Text size

Earlier this month, Israel’s defense ministry announced a billion-dollar acquisition deal for Italy's M346 trainer fighter jets, which beat out South Korea’s T-50 jets. Israel appears to have made the right choice by investing in the M346 which can carry more weapons and can travel greater distance, giving it dual role as trainer as well as a fighter jet. However, the diplomatic fallout of this big-budget decision threatens to disrupt the trend of warming relations between South Korea and Israel.

The tender for the jet trainer purchase was particularly grueling, and it was subsequently reported that South Korea was left feeling somewhat insulted. A Korean government source reported that the Israeli tender was “unfair” and that future Israeli tenders must go through the "known and fair practice" of providing proposals before final selection.

But despite the backlash, Israel’s choice made good sense. Opting to shore up its neighboring European relationships and receiving a mutual commitment for Italian purchases of Israeli defense equipment was a bargain too good to refuse. But it's precisely at this juncture, a week after the announcement that Seoul lost the tender, that Israel's leadership needs to step in and provide the Israel-South Korean bilateral relationship a jump-start.

Looking at Israel’s current national security landscape, airpower can no longer adequately address Israel’s power projection needs as it once did. With mega-gas fields in development on Israel’s coast; Turkey menacing in the northern Mediterranean; Egypt on the brink of an Islamist chaos; and Iran funneling arms and manpower into Hezbollah and Hamas, Israeli military planners will have to quickly expand the reach of its traditionally small naval force. Connecting the dots, South Korea’s mature shipbuilding industry is well poised to partner and produce Israel’s much needed naval expansion.

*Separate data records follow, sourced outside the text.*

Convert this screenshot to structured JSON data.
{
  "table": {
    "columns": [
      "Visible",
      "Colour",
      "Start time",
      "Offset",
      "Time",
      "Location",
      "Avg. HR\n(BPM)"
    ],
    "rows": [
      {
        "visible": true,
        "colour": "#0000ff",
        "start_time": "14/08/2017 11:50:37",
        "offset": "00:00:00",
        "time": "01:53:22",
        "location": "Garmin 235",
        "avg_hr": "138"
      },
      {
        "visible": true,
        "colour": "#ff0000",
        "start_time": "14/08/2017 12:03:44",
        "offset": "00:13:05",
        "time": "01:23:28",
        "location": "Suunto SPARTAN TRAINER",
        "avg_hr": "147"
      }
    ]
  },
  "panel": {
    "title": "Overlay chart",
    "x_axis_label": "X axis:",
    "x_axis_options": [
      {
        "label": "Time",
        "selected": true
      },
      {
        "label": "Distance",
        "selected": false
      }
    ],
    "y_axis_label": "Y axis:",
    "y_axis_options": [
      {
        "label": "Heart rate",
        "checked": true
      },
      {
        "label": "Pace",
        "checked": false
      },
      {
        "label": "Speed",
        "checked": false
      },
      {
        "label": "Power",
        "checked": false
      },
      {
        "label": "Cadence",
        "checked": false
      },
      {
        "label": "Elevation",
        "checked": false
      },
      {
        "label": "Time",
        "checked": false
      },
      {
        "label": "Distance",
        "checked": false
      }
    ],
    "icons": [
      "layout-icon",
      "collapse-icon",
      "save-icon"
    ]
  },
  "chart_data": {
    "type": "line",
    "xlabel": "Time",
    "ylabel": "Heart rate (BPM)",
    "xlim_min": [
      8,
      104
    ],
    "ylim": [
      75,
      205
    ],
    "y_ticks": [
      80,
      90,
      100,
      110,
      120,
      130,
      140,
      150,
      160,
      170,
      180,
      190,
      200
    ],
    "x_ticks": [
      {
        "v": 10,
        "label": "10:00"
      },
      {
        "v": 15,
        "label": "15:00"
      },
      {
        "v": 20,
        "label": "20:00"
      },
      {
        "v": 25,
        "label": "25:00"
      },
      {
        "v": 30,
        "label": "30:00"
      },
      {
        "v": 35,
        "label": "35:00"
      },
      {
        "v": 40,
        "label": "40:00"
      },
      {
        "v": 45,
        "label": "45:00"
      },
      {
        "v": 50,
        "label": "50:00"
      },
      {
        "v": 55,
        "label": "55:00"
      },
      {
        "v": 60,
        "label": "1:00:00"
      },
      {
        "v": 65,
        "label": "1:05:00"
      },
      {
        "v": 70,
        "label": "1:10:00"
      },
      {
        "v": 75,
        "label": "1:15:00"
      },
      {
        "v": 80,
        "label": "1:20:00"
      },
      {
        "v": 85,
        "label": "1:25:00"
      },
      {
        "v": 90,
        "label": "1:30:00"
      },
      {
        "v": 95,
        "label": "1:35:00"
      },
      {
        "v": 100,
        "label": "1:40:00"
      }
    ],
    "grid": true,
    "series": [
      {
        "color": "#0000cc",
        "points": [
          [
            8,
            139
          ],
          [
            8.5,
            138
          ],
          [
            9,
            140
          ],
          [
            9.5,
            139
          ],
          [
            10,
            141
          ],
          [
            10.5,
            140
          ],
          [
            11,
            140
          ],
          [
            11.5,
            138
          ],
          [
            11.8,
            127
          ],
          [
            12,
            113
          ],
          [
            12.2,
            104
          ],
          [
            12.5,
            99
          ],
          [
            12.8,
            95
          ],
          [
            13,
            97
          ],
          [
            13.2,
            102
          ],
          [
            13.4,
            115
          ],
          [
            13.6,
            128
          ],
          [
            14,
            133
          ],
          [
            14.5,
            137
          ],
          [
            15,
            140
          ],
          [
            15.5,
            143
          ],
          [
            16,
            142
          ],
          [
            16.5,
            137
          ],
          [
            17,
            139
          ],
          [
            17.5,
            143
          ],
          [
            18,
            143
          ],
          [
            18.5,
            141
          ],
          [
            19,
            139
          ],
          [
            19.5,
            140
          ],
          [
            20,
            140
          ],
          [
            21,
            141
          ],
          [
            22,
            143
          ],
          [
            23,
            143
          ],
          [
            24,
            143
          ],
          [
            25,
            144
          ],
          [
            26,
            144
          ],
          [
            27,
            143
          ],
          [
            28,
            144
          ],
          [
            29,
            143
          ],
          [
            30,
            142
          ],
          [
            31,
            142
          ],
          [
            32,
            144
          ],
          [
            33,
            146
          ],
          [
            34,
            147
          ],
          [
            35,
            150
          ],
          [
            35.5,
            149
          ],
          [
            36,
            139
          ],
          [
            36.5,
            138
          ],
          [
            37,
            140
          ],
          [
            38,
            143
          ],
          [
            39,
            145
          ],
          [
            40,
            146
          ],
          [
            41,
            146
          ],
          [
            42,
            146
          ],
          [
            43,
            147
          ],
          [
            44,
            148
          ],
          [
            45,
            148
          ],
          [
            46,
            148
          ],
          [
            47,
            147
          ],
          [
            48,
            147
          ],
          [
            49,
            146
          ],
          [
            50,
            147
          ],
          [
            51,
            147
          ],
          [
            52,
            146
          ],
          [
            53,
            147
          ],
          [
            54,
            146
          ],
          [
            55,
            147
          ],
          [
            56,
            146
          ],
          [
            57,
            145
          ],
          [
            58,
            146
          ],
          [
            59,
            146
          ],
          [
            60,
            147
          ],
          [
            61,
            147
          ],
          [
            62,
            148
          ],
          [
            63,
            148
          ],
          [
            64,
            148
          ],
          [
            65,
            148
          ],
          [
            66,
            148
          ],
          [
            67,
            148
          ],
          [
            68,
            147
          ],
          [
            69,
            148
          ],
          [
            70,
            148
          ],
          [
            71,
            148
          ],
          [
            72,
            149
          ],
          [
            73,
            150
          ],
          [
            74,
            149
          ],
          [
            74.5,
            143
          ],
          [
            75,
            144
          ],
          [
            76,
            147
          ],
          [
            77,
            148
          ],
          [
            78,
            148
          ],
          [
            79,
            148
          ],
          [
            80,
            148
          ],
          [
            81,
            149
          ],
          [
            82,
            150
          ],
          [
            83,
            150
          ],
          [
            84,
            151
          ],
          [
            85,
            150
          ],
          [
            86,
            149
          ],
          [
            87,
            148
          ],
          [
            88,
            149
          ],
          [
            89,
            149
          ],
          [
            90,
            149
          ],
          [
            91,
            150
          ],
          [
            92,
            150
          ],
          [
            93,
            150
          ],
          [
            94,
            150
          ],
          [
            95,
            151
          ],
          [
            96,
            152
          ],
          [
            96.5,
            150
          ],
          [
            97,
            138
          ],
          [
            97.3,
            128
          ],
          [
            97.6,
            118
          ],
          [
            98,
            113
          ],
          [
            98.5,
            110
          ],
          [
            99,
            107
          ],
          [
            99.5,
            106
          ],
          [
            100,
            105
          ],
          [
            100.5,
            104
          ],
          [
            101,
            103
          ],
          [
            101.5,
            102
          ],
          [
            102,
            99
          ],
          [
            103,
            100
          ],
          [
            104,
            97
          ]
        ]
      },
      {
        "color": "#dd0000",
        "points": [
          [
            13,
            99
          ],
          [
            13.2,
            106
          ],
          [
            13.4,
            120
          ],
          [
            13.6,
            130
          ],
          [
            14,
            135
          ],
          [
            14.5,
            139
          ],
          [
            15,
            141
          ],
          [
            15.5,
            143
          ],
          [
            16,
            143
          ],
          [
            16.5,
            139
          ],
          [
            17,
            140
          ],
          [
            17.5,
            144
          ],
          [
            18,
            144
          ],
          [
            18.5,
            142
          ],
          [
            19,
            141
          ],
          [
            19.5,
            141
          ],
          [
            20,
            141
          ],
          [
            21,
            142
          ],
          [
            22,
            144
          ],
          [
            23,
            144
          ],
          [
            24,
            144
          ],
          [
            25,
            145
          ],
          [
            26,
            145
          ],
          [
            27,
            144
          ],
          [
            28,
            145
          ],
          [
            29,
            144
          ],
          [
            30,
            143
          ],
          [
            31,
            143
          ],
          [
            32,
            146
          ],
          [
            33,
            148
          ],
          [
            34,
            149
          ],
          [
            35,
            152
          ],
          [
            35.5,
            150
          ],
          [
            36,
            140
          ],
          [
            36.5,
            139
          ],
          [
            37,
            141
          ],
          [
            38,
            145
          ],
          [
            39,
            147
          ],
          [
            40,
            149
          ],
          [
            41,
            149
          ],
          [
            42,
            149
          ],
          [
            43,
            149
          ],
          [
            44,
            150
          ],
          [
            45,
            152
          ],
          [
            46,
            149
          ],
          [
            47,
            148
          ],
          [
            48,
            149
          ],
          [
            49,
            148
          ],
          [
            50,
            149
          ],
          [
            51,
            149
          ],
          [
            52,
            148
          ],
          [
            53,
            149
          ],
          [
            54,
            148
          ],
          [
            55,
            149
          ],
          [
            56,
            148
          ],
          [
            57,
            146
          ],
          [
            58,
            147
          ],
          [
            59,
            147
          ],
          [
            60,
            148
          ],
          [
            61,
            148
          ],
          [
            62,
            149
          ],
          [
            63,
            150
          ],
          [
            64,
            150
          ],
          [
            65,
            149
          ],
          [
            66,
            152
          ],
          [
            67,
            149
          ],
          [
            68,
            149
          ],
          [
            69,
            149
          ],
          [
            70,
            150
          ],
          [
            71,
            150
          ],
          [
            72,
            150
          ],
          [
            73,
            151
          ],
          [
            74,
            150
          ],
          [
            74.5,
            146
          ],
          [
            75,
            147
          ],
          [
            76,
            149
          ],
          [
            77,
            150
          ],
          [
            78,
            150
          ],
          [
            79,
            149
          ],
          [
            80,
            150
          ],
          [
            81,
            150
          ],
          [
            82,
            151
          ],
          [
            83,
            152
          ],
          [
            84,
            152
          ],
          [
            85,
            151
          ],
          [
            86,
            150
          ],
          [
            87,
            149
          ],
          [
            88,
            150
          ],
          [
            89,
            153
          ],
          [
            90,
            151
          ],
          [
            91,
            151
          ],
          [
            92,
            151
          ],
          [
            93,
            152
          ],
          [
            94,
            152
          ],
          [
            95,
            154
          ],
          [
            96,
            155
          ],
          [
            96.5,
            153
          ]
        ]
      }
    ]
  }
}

Israel's political and military leadership have long been speaking to the need for a major naval upgrade. The navy has budgeted $500 million for the purchase of two large ships and has made plans to increase its UAV and submarine forces. But deals with Israel's two main naval suppliers - the United States and Germany - geared at acquiring new naval platforms have recently fallen through.

Trudeau once remarked that “the essential ingredient in politics is timing.” With the jet trainer deal now yesterday’s news, it's crucial for Israel to change the subject with South Korea as soon as it can. The best way to forget an unsuccessful deal is to put an even better deal on the table.

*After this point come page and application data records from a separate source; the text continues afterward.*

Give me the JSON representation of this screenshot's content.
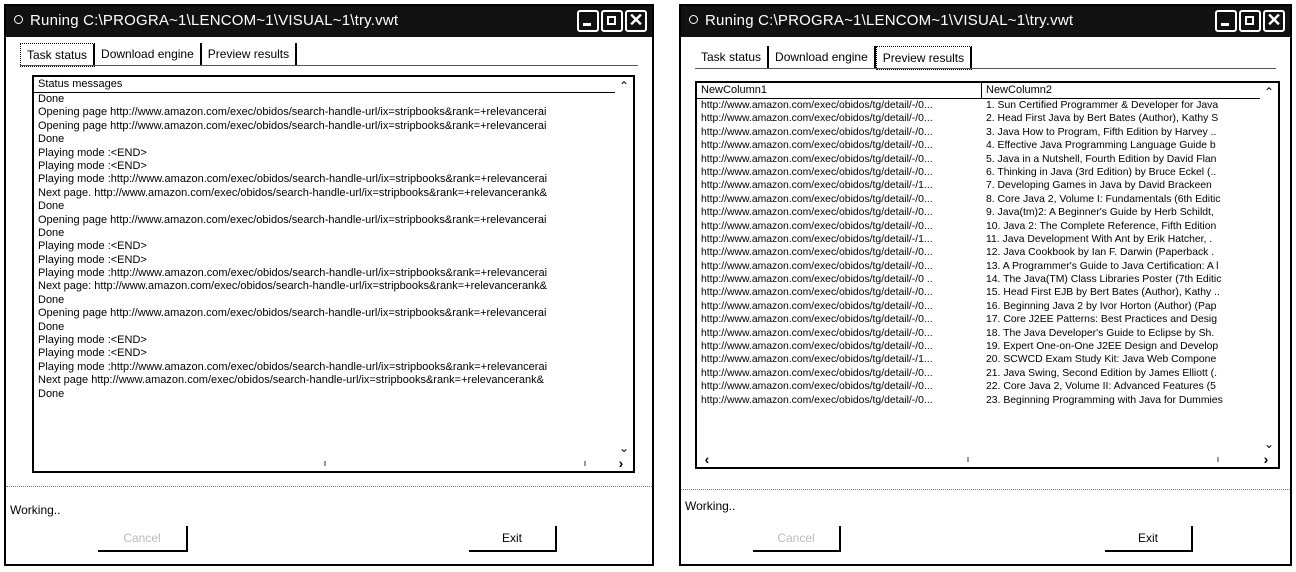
{
  "left_window": {
    "title": "Runing C:\\PROGRA~1\\LENCOM~1\\VISUAL~1\\try.vwt",
    "tabs": [
      "Task status",
      "Download engine",
      "Preview results"
    ],
    "active_tab": "Task status",
    "list_header": "Status messages",
    "messages": [
      "Done",
      "Opening page http://www.amazon.com/exec/obidos/search-handle-url/ix=stripbooks&rank=+relevancerai",
      "Opening page http://www.amazon.com/exec/obidos/search-handle-url/ix=stripbooks&rank=+relevancerai",
      "Done",
      "Playing mode :<END>",
      "Playing mode :<END>",
      "Playing mode :http://www.amazon.com/exec/obidos/search-handle-url/ix=stripbooks&rank=+relevancerai",
      "Next page. http://www.amazon.com/exec/obidos/search-handle-url/ix=stripbooks&rank=+relevancerank&",
      "Done",
      "Opening page http://www.amazon.com/exec/obidos/search-handle-url/ix=stripbooks&rank=+relevancerai",
      "Done",
      "Playing mode :<END>",
      "Playing mode :<END>",
      "Playing mode :http://www.amazon.com/exec/obidos/search-handle-url/ix=stripbooks&rank=+relevancerai",
      "Next page: http://www.amazon.com/exec/obidos/search-handle-url/ix=stripbooks&rank=+relevancerank&",
      "Done",
      "Opening page http://www.amazon.com/exec/obidos/search-handle-url/ix=stripbooks&rank=+relevancerai",
      "Done",
      "Playing mode :<END>",
      "Playing mode :<END>",
      "Playing mode :http://www.amazon.com/exec/obidos/search-handle-url/ix=stripbooks&rank=+relevancerai",
      "Next page  http://www.amazon.com/exec/obidos/search-handle-url/ix=stripbooks&rank=+relevancerank&",
      "Done"
    ],
    "status": "Working..",
    "left_button": "Cancel",
    "exit_button": "Exit"
  },
  "right_window": {
    "title": "Runing C:\\PROGRA~1\\LENCOM~1\\VISUAL~1\\try.vwt",
    "tabs": [
      "Task status",
      "Download engine",
      "Preview results"
    ],
    "active_tab": "Preview results",
    "columns": [
      "NewColumn1",
      "NewColumn2"
    ],
    "rows": [
      [
        "http://www.amazon.com/exec/obidos/tg/detail/-/0...",
        "1. Sun Certified Programmer & Developer for Java"
      ],
      [
        "http://www.amazon.com/exec/obidos/tg/detail/-/0...",
        "2. Head First Java by Bert Bates (Author), Kathy S"
      ],
      [
        "http://www.amazon.com/exec/obidos/tg/detail/-/0...",
        "3. Java How to Program, Fifth Edition by Harvey .."
      ],
      [
        "http://www.amazon.com/exec/obidos/tg/detail/-/0...",
        "4. Effective Java Programming Language Guide b"
      ],
      [
        "http://www.amazon.com/exec/obidos/tg/detail/-/0...",
        "5. Java in a Nutshell, Fourth Edition by David Flan"
      ],
      [
        "http://www.amazon.com/exec/obidos/tg/detail/-/0...",
        "6. Thinking in Java (3rd Edition) by Bruce Eckel (.."
      ],
      [
        "http://www.amazon.com/exec/obidos/tg/detail/-/1...",
        "7. Developing Games in Java by David Brackeen"
      ],
      [
        "http://www.amazon.com/exec/obidos/tg/detail/-/0...",
        "8. Core Java 2, Volume I: Fundamentals (6th Editic"
      ],
      [
        "http://www.amazon.com/exec/obidos/tg/detail/-/0...",
        "9. Java(tm)2: A Beginner's Guide by Herb Schildt,"
      ],
      [
        "http://www.amazon.com/exec/obidos/tg/detail/-/0...",
        "10. Java 2: The Complete Reference, Fifth Edition"
      ],
      [
        "http://www.amazon.com/exec/obidos/tg/detail/-/1...",
        "11. Java Development With Ant by Erik Hatcher, ."
      ],
      [
        "http://www.amazon.com/exec/obidos/tg/detail/-/0...",
        "12. Java Cookbook by Ian F. Darwin (Paperback ."
      ],
      [
        "http://www.amazon.com/exec/obidos/tg/detail/-/0...",
        "13. A Programmer's Guide to Java Certification: A l"
      ],
      [
        "http://www.amazon.com/exec/obidos/tg/detail/-/0 ..",
        "14. The Java(TM) Class Libraries Poster (7th Editic"
      ],
      [
        "http://www.amazon.com/exec/obidos/tg/detail/-/0...",
        "15. Head First EJB by Bert Bates (Author), Kathy .."
      ],
      [
        "http://www.amazon.com/exec/obidos/tg/detail/-/0...",
        "16. Beginning Java 2 by Ivor Horton (Author) (Pap"
      ],
      [
        "http://www.amazon.com/exec/obidos/tg/detail/-/0...",
        "17. Core J2EE Patterns: Best Practices and Desig"
      ],
      [
        "http://www.amazon.com/exec/obidos/tg/detail/-/0...",
        "18. The Java Developer's Guide to Eclipse by Sh."
      ],
      [
        "http://www.amazon.com/exec/obidos/tg/detail/-/0...",
        "19. Expert One-on-One J2EE Design and Develop"
      ],
      [
        "http://www.amazon.com/exec/obidos/tg/detail/-/1...",
        "20. SCWCD Exam Study Kit: Java Web Compone"
      ],
      [
        "http://www.amazon.com/exec/obidos/tg/detail/-/0...",
        "21. Java Swing, Second Edition by James Elliott (."
      ],
      [
        "http://www.amazon.com/exec/obidos/tg/detail/-/0...",
        "22. Core Java 2, Volume II: Advanced Features (5"
      ],
      [
        "http://www.amazon.com/exec/obidos/tg/detail/-/0...",
        "23. Beginning Programming with Java for Dummies"
      ]
    ],
    "status": "Working..",
    "left_button": "Cancel",
    "exit_button": "Exit"
  }
}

The timing for a turn toward the Korean peninsula has never been better. South Korea’s shipbuilding industry is one of the most advanced in the world and well suited to custom tailoring the sort of ships Israel needs. Moreover, the Korean vessels will be far cheaper than anything the U.S. would sell, even taking into account U.S. financial assistance, and are far more flexible in allowing joint-industrial partnering than would be possible with the more rigid German ships.

Beyond the immediate advantage of quick procurement lies a wealth of benefits to be reaped from an Israeli-South Korean relationship. Like South Korea, Israel is a small country that is perpetually confronted by existential uncertainty. Opening up a broad relationship with South Korea, kicked off by a new naval procurement deal, will allow Israel to greatly reduce the vulnerability of depending on just one or two countries for critical defense systems.

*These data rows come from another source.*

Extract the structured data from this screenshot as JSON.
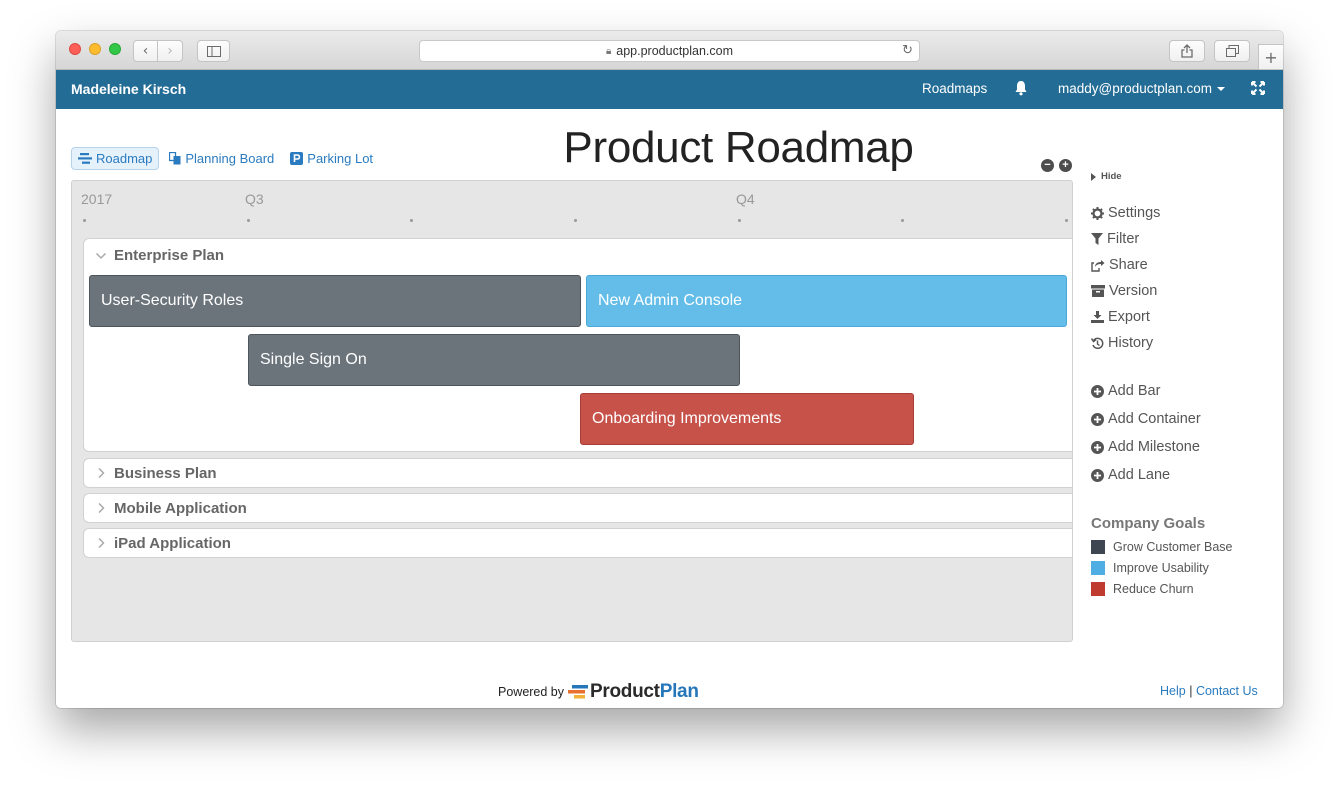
{
  "browser": {
    "url": "app.productplan.com"
  },
  "header": {
    "user_name": "Madeleine Kirsch",
    "nav_roadmaps": "Roadmaps",
    "account_email": "maddy@productplan.com"
  },
  "view_tabs": [
    {
      "label": "Roadmap",
      "active": true
    },
    {
      "label": "Planning Board",
      "active": false
    },
    {
      "label": "Parking Lot",
      "active": false
    }
  ],
  "page_title": "Product Roadmap",
  "zoom": {
    "out": "−",
    "in": "+"
  },
  "timeline": {
    "labels": [
      "2017",
      "Q3",
      "Q4"
    ]
  },
  "lanes": [
    {
      "title": "Enterprise Plan",
      "expanded": true,
      "bars": [
        {
          "label": "User-Security Roles",
          "goal": "Grow Customer Base"
        },
        {
          "label": "New Admin Console",
          "goal": "Improve Usability"
        },
        {
          "label": "Single Sign On",
          "goal": "Grow Customer Base"
        },
        {
          "label": "Onboarding Improvements",
          "goal": "Reduce Churn"
        }
      ]
    },
    {
      "title": "Business Plan",
      "expanded": false
    },
    {
      "title": "Mobile Application",
      "expanded": false
    },
    {
      "title": "iPad Application",
      "expanded": false
    }
  ],
  "side_panel": {
    "hide_label": "Hide",
    "actions": [
      "Settings",
      "Filter",
      "Share",
      "Version",
      "Export",
      "History"
    ],
    "add_actions": [
      "Add Bar",
      "Add Container",
      "Add Milestone",
      "Add Lane"
    ],
    "goals_title": "Company Goals",
    "goals": [
      {
        "label": "Grow Customer Base",
        "color": "#3d4651"
      },
      {
        "label": "Improve Usability",
        "color": "#4eaee3"
      },
      {
        "label": "Reduce Churn",
        "color": "#bf3b2f"
      }
    ]
  },
  "colors": {
    "header_bg": "#236c95",
    "link": "#2a7bbf",
    "bar_gray": "#6b737b",
    "bar_blue": "#63bde8",
    "bar_red": "#c7524a"
  },
  "footer": {
    "powered_by": "Powered by",
    "logo_product": "Product",
    "logo_plan": "Plan",
    "help": "Help",
    "separator": "|",
    "contact": "Contact Us"
  }
}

Today, given the emerging threats in the Middle East, Israel should be making long-term investment in a foreign shipbuilding industry in erecting its 21st century navy. And though the West has been the traditional supplier of Israel’s Air Force, prudence and the geopolitical climate suggest that Israel use naval expansion as an opportunity to diversify its foreign relations. With ports facing eastwards (the Mediterranean) and westwards (the Red Sea), Israel has access to two major oceans, providing an opportunity to project its strategic capabilities far beyond its land and air space.

Turning eastward, South Korea’s advanced shipbuilding industry, democratic society, economic prowess, and strategic location serve Israel with a singular opportunity to make a robust return on its security investment. Such a large-scale defense-economic project would radically alter Israel’s relationship with South Korea - from a precarious friendship to a strategic alliance, all the while providing Israel access to world-class sea power.

The writer is the co-founder of the Jewish National Initiative, a grassroots advocacy forum that is bringing Zionism into the 21st century and direct a successful debate society (whiskey debates) in Tel Aviv since 2008.